Pino didn’t believe that would be an issue, saying those trips would average each other out in the long run.
With 84 percent of passengers originating from McCarran going to the resort corridor, testing the set price program in the area made sense, according to Scott Whittemore, taxicab authority administrator.
If the pilot proves successful, other areas, like downtown Las Vegas and the Boulder Strip, could be included.
In 2015, the last full year before ride-hailing options were approved for Nevada, 27.3 million rides were provided by the 16 Southern Nevada cab companies. In 2018, taxi rides given in the Las Vegas area were down 37.5 percent compared with 2015, to 17.2 million trips.
Monthly trips continue to decline, with the industry seeing a 13.1 percent year-over-year dip in May, according to the latest taxicab authority records available.
‘Long hauls’ targeted
A trip from the airport to the Westgate near Paradise Road and Sahara Avenue could cost as much as $48 if a taxicab driver took a longer-than-needed route, according to the authority. Using the zoned approach, the rider would pay $27.
The taxicab authority keeps a long-hauling database and has given out 3,300 citations since 2013 to drivers.
Plans to increase penalties to drivers who “long haul” also are included in Thursday’s moves, with up to a $500 fine for a first offense, suspension or possible revocation of one’s license for a second offense, and a third offense resulting in automatic revocation of a license.
With the set fares not being subject to price surges that ride-hailing providers often practice during high-capacity time, the new system will help set the taxicab industry apart from the transportation network companies, said taxicab authority board chairman Stan Olsen.
“There are no surge charges, and to me surge charges are nothing more than unregulated long hauling,” Olsen said. “(The zoned approach is) a more fair and level playing field.”
The authority will look at dedicating 10 cents from each ride to a marketing fund, aimed at advertising the new program at McCarran. It wasn’t immediately known if that move would be within the board’s power.
Nonetheless, some advertising will be key in order for the new program to take off, according to authority board member Vicki Holmes.

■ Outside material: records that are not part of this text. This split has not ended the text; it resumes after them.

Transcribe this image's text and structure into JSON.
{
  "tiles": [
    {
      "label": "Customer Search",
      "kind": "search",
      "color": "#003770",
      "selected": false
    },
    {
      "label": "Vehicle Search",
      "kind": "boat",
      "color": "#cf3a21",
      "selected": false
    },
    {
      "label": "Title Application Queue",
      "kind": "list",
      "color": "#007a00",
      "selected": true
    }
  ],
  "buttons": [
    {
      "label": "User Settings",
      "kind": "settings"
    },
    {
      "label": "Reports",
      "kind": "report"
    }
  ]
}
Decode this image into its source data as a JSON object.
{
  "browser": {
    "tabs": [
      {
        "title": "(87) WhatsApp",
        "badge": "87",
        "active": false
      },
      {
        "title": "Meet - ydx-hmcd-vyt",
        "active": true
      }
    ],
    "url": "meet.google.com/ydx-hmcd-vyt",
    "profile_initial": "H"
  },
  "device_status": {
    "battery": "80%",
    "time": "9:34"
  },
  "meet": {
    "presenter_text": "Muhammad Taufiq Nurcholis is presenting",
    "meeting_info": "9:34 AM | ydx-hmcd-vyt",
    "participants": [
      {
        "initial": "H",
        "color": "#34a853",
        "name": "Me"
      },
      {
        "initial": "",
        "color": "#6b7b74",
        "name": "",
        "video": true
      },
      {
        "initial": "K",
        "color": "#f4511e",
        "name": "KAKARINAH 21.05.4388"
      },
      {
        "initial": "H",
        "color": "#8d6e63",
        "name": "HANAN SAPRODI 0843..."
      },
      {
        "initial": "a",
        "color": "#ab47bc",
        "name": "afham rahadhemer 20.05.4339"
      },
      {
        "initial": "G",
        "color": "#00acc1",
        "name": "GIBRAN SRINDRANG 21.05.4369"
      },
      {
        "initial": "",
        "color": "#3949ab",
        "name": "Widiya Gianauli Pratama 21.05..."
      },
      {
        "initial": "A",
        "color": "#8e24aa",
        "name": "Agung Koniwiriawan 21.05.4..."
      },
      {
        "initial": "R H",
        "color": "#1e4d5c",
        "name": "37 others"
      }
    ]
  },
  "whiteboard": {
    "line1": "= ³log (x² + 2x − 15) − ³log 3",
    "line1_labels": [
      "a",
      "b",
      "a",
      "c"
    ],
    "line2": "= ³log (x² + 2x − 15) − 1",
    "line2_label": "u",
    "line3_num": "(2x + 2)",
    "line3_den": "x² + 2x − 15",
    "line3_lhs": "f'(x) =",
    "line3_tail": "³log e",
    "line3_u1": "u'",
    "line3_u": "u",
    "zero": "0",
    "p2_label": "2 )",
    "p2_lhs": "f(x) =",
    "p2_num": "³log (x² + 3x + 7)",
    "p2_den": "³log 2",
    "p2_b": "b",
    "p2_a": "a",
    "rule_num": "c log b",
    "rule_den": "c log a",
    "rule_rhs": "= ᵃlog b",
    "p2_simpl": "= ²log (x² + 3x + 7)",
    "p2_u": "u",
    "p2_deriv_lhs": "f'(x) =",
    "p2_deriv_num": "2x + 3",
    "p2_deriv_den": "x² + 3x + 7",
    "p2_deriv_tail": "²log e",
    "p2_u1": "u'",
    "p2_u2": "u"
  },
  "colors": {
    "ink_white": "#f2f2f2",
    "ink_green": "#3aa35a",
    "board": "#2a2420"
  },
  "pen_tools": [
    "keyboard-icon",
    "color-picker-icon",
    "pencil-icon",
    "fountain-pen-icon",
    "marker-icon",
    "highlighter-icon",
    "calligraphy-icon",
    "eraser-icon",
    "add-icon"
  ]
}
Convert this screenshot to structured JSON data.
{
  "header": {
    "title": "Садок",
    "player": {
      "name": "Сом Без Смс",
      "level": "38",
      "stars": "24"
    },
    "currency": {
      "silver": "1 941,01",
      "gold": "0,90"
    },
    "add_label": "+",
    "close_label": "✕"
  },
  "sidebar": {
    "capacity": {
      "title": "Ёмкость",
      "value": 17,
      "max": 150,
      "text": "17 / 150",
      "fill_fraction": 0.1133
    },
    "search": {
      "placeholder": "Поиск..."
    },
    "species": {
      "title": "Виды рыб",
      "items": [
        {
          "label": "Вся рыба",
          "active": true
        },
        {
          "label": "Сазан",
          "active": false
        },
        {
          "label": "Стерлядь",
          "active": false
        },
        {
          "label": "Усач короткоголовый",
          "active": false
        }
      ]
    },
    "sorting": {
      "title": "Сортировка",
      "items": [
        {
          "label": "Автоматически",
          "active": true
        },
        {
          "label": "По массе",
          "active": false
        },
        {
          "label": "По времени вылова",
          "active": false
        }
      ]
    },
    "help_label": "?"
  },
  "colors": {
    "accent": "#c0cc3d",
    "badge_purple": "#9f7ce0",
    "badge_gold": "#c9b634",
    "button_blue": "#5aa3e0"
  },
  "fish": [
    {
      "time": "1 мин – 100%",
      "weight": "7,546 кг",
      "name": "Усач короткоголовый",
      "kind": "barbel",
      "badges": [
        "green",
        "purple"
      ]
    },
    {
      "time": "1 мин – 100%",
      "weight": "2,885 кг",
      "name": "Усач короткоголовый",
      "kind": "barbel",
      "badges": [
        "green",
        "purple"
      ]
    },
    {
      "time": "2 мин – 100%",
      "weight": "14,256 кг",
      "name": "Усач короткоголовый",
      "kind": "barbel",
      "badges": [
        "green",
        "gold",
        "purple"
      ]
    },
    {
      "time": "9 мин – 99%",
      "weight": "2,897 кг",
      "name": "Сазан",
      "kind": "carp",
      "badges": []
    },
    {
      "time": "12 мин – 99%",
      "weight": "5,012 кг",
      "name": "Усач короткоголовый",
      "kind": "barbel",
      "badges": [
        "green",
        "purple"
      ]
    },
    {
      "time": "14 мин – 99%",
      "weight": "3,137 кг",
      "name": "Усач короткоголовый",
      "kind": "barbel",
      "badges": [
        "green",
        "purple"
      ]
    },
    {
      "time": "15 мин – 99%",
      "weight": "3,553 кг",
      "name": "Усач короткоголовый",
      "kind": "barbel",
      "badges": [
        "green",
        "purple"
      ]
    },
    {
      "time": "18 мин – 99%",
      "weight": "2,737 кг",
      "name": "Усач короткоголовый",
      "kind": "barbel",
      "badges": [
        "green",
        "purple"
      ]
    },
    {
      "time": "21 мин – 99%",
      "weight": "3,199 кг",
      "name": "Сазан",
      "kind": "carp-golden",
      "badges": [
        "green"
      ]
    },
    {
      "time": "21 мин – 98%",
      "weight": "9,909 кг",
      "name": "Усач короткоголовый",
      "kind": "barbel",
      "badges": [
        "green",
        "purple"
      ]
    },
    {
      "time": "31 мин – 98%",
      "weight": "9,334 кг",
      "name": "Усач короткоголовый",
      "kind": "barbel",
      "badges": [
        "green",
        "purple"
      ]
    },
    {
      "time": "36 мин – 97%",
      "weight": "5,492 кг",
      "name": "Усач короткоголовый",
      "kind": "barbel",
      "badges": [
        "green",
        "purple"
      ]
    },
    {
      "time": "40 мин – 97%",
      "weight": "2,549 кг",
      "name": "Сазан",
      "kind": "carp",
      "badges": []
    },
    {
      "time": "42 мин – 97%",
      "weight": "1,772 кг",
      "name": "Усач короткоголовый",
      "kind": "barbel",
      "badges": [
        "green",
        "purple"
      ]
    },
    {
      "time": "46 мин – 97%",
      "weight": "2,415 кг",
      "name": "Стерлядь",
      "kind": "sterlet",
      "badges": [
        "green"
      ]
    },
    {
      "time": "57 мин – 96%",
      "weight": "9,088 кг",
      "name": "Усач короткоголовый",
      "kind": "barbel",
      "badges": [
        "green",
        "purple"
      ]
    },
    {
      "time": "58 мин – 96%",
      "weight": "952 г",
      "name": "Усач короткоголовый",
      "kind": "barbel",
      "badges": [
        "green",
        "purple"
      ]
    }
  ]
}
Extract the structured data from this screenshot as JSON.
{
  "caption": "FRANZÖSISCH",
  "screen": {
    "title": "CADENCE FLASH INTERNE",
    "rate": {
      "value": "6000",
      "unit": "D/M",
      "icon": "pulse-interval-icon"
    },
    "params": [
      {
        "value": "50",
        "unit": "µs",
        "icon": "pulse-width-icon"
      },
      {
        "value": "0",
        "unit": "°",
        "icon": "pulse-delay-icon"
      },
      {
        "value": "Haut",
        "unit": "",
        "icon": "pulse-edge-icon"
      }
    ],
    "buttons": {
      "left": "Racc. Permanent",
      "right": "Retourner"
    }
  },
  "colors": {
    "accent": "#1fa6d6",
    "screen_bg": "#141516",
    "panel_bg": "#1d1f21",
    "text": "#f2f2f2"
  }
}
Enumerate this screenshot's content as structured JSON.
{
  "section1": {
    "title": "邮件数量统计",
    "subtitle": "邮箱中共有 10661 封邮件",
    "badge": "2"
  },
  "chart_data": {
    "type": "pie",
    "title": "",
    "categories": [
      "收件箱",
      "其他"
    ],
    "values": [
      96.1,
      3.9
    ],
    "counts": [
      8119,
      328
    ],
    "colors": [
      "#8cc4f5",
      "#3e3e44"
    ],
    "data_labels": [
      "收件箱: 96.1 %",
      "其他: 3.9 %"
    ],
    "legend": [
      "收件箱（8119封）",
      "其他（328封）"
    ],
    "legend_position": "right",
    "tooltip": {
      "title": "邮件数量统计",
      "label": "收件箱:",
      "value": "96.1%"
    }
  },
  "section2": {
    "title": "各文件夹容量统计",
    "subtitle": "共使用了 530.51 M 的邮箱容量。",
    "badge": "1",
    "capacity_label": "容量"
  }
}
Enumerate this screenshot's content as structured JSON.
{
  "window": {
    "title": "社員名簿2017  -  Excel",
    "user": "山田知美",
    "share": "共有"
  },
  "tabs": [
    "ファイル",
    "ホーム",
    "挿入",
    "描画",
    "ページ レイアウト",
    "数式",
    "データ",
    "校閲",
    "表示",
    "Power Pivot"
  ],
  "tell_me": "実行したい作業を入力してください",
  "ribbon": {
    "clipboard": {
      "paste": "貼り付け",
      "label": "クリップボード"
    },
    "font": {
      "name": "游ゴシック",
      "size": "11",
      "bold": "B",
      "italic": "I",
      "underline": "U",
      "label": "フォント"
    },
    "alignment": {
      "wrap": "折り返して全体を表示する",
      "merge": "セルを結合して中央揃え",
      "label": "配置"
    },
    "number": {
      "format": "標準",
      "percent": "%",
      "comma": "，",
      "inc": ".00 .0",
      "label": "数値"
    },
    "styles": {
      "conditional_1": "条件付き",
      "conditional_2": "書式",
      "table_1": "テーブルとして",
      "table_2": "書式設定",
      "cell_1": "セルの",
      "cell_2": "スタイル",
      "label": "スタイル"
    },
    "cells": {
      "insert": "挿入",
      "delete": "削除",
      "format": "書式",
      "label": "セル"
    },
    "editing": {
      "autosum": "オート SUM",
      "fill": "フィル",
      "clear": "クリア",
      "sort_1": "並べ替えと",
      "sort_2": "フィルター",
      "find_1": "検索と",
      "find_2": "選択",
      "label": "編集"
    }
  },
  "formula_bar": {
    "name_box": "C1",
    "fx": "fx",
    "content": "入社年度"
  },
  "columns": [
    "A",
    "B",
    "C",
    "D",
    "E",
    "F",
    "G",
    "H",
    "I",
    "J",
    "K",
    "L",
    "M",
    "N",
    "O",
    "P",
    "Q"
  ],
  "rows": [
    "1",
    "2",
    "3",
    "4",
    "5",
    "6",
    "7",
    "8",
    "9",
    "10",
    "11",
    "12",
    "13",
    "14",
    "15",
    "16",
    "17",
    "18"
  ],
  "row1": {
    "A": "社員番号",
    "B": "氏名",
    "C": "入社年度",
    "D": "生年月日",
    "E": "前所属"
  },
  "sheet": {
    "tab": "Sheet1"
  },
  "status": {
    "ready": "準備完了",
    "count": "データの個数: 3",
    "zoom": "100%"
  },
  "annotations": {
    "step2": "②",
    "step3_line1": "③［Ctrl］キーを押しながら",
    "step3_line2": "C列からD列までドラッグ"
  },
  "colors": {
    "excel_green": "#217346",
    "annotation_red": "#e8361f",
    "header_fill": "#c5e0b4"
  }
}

“The three-zone format seems to be the most fair for both the public and for the drivers,” Holmes said. “Marketing is key … and should involved a campaign like, ‘It’s a new decade or new era for the taxicab business.’”